In the standoff between B.C. Premier Christy Clark and Alberta Premier Alison Redford over the proposed $5.5-billion Northern Gateway pipeline, the elected officials are forgetting the singular most important aspect of the debate – delicate coastal and mountain ecosystems.
Clark says B.C. needs to be financially compensated for environmental risks associated with the pipeline, while Redford insists her province won’t share revenue from the riches oil will bring.
Everybody wants a piece of the pie, but the entire pie will be spoiled if oil is spilled.

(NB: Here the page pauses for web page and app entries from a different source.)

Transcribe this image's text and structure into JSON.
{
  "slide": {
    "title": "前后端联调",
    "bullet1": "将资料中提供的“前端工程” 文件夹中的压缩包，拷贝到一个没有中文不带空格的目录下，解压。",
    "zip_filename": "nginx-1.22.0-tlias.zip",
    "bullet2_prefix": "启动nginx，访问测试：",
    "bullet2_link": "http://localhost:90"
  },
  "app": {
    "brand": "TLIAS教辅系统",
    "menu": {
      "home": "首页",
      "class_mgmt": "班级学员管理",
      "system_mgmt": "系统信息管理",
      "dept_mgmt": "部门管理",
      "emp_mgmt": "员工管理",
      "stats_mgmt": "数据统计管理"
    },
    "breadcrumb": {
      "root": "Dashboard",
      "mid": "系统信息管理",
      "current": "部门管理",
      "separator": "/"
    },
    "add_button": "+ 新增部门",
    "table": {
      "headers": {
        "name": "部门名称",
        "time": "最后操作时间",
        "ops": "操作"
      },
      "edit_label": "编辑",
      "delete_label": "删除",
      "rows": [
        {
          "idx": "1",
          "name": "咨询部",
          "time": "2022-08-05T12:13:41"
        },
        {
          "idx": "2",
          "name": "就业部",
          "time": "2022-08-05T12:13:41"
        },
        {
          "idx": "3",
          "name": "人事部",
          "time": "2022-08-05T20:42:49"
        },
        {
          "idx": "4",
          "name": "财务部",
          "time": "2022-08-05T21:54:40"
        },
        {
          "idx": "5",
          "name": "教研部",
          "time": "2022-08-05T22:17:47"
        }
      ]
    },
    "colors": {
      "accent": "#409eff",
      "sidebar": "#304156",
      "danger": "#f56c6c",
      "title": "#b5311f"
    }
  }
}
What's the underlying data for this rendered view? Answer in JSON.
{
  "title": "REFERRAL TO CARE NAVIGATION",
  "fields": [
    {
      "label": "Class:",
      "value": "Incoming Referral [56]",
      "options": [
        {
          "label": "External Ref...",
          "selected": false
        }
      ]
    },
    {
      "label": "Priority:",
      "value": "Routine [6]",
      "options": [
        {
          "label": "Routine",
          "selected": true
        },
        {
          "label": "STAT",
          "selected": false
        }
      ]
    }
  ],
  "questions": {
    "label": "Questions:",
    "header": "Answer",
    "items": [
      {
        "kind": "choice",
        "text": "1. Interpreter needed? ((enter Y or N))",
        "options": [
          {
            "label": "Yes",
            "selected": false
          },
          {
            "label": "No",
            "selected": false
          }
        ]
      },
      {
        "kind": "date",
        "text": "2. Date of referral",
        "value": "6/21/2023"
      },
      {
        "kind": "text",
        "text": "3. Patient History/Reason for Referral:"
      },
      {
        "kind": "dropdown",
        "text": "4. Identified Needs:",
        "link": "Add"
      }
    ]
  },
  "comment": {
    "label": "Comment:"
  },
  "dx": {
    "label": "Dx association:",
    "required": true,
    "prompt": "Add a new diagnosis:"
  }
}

Up and down the B.C. coast, communities, including Nanaimo, are leaning more and more on tourism as an economic driver, but keeping ecosystems healthy for their own sake is just as important.
Arguing who gets how much oil revenue is pointless. Until a proven method to remove bitumen from cold water is established, there should be no pipeline.
Enbridge has already proven itself unreliable when it comes to oil spills. Just ask the people living in Kalamazoo, Mich., where an Enbridge pipeline spilled more that 1.1 million gallons of heavy crude into the Kalamazoo River in 2010.
And while an extensive environmental assessment is being carried out on the 1,177-kilometre Gateway route, how can anybody foresee a landslide like the one at Johnsons Landing? Or an avalanche. Or an earthquake. Or eco-terrorism.
It’s simply not foreseeable, but completely likely. Everywhere in the world where oil is being piped, oil is being spilled. It’s a certainty.
As a political leader, one that represents the interests of B.C. citizens, Clark needs to plant her feet firmly in the pristine shoreline sands of B.C. and tell Redford, whose feet appear to be firmly planted in the toxic tar sands, her pipeline is not welcome here.
The value of the environment is worth more than oil revenues.